Jaylene Johnson (Scott Urwin)
The joy that I feel when people connect with my singing, when it touches something in them, or even just makes them feel good, is like nothing else
—Jaylene Johnson, musician
Jaylene Johnson has released a new song just in time for the holiday season. Unfortunately, she can no longer sing it.
The Winnipeg musician is recovering from a recent surgery that left her without a voice. "I had been having trouble with my nasal passages, particularly on one side, as well as deep, debilitating ear pain," she says.
"It turns out the ear pain is unrelated, but the doc told me I had major deviation in my septum. He offered to operate. My big hesitation was a 1/1000 chance of having a permanent whistle every time I breathe, which would obviously affect my singing in a major way. I didn't even consider that a breathing tube would be put down my throat and may cause trauma to my vocal cords."
And after two and a half weeks, Johnson's voice hasn't returned. With scheduled gigs now up in the air, and a weekly web feature currently on hold, Johnson is finding the waiting difficult.

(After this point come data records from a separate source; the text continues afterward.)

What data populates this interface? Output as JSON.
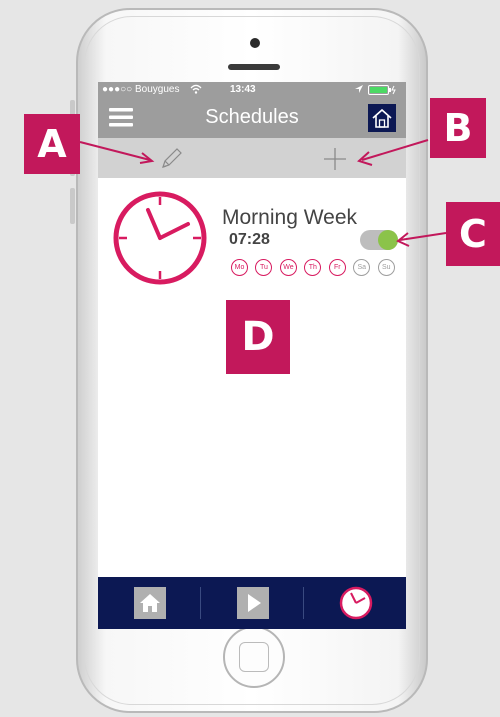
{
  "status_bar": {
    "carrier": "●●●○○ Bouygues",
    "time": "13:43"
  },
  "header": {
    "title": "Schedules"
  },
  "toolbar": {
    "edit_icon": "pencil-icon",
    "add_icon": "plus-icon"
  },
  "schedule": {
    "name": "Morning Week",
    "time": "07:28",
    "enabled": true,
    "days": [
      {
        "label": "Mo",
        "active": true
      },
      {
        "label": "Tu",
        "active": true
      },
      {
        "label": "We",
        "active": true
      },
      {
        "label": "Th",
        "active": true
      },
      {
        "label": "Fr",
        "active": true
      },
      {
        "label": "Sa",
        "active": false
      },
      {
        "label": "Su",
        "active": false
      }
    ]
  },
  "tabs": [
    {
      "icon": "home-icon"
    },
    {
      "icon": "play-icon"
    },
    {
      "icon": "clock-icon",
      "active": true
    }
  ],
  "callouts": {
    "a": "A",
    "b": "B",
    "c": "C",
    "d": "D"
  },
  "colors": {
    "accent": "#d81b60",
    "callout": "#c2185b",
    "tabbar": "#0c1853",
    "toggle_on": "#8bc34a"
  }
}
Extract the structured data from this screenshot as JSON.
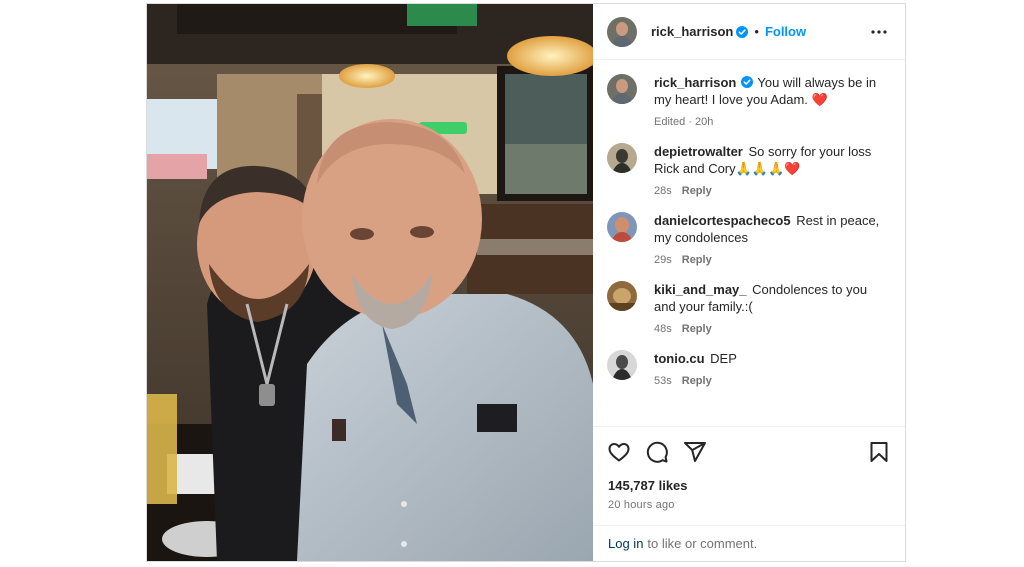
{
  "post": {
    "author": "rick_harrison",
    "separator": "•",
    "follow_label": "Follow",
    "photo_alt": ""
  },
  "comments": [
    {
      "user": "rick_harrison",
      "text": "You will always be in my heart! I love you Adam. ",
      "emoji": "❤️",
      "meta": "Edited · 20h",
      "reply": "",
      "verified": true
    },
    {
      "user": "depietrowalter",
      "text": "So sorry for your loss Rick and Cory",
      "emoji": "🙏🙏🙏❤️",
      "meta": "28s",
      "reply": "Reply"
    },
    {
      "user": "danielcortespacheco5",
      "text": "Rest in peace, my condolences",
      "emoji": "",
      "meta": "29s",
      "reply": "Reply"
    },
    {
      "user": "kiki_and_may_",
      "text": "Condolences to you and your family.:(",
      "emoji": "",
      "meta": "48s",
      "reply": "Reply"
    },
    {
      "user": "tonio.cu",
      "text": "DEP",
      "emoji": "",
      "meta": "53s",
      "reply": "Reply"
    }
  ],
  "engagement": {
    "likes": "145,787 likes",
    "timestamp": "20 HOURS AGO",
    "timestamp_display": "20 hours ago"
  },
  "login": {
    "link_label": "Log in",
    "suffix": "to like or comment."
  },
  "icons": {
    "verified": "verified-badge-icon",
    "more": "more-options-icon",
    "like": "heart-icon",
    "comment": "comment-icon",
    "share": "share-icon",
    "save": "bookmark-icon"
  },
  "colors": {
    "accent": "#0095f6",
    "verified": "#0095f6",
    "link": "#00376b",
    "muted": "#737373",
    "border": "#dbdbdb"
  }
}
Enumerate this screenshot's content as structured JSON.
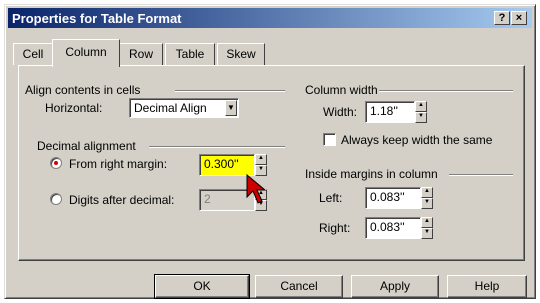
{
  "dialog": {
    "title": "Properties for Table Format",
    "help_glyph": "?",
    "close_glyph": "×"
  },
  "tabs": [
    {
      "label": "Cell"
    },
    {
      "label": "Column"
    },
    {
      "label": "Row"
    },
    {
      "label": "Table"
    },
    {
      "label": "Skew"
    }
  ],
  "align": {
    "group_label": "Align contents in cells",
    "horizontal_label": "Horizontal:",
    "horizontal_value": "Decimal Align"
  },
  "decimal": {
    "group_label": "Decimal alignment",
    "from_right_label": "From right margin:",
    "from_right_value": "0.300''",
    "from_right_selected": true,
    "digits_label": "Digits after decimal:",
    "digits_value": "2",
    "digits_selected": false
  },
  "column_width": {
    "group_label": "Column width",
    "width_label": "Width:",
    "width_value": "1.18''",
    "keep_label": "Always keep width the same",
    "keep_checked": false
  },
  "margins": {
    "group_label": "Inside margins in column",
    "left_label": "Left:",
    "left_value": "0.083''",
    "right_label": "Right:",
    "right_value": "0.083''"
  },
  "buttons": {
    "ok": "OK",
    "cancel": "Cancel",
    "apply": "Apply",
    "help": "Help"
  },
  "colors": {
    "highlight": "#ffff00",
    "radio_selected": "#d40000",
    "cursor": "#cc0000"
  }
}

"I use my voice for everything I do, to pay my bills and to drive my passion for music forward. I sing, I record, I do workshops, I make calls, I have meetings, I substitute teach (already killer on the voice) and preach once in a while to boot," she explains.
"On the one hand, I'm really worried...What do I do with gigs I have booked? How will I pay my bills if I can't sub? But on the other hand, I'm a person of faith, and I have to believe that I'll be okay. I also know that anxiety can wreak havoc on our health, so I am doing my best to stay positive and busy myself with other things."
But aside from having an obvious effect on her career, Johnson is also missing the connection that comes from performing. "When I sing, it is one of the few things that brings my mind into complete focus and calms me. The joy that I feel when people connect with my singing, when it touches something in them, or even just makes them feel good, is like nothing else."
In the meantime, Johnson is on a waiting list to see a voice specialist, but it's a long list. She's hopeful that by the time her turn comes up, her voice will be back to full strength. Until then, she's trying to think positively, but is keenly aware of what is at stake if things don't get back to normal.
"I've been singing my whole life. I'm known as a singer. I've made so many sacrifices to be a singer. If I let my mind wander to the worst case scenario, I have an identity crisis," she says.
"What would it mean for me if I could never sing again? It's who I am, isn't it? I have no clue how to navigate these questions just now, and when the thought crosses my mind, it brings instant tears, frankly. I'd rather lose a limb than my voice. But, again, I'm hoping, praying and believing for the best."
While she waits, Johnson is promoting her latest single through social media - the only method now that doctors have told her to also stop talking.
"I am really excited about my Christmas song, 'It Won't Be Christmas 'til You're Home," she says. "So much of my musical formation involved singing classic, novelty songs...This one has a nostalgic feeling in the arrangement, which was very intentional. I know other singer/songwriters will relate when I say that we invest so much in what we do - money and time, to be sure, but mostly heart. We create, we record, we promote - and then, like I have to do with my voice, we wait and hope (and dream!) for the best."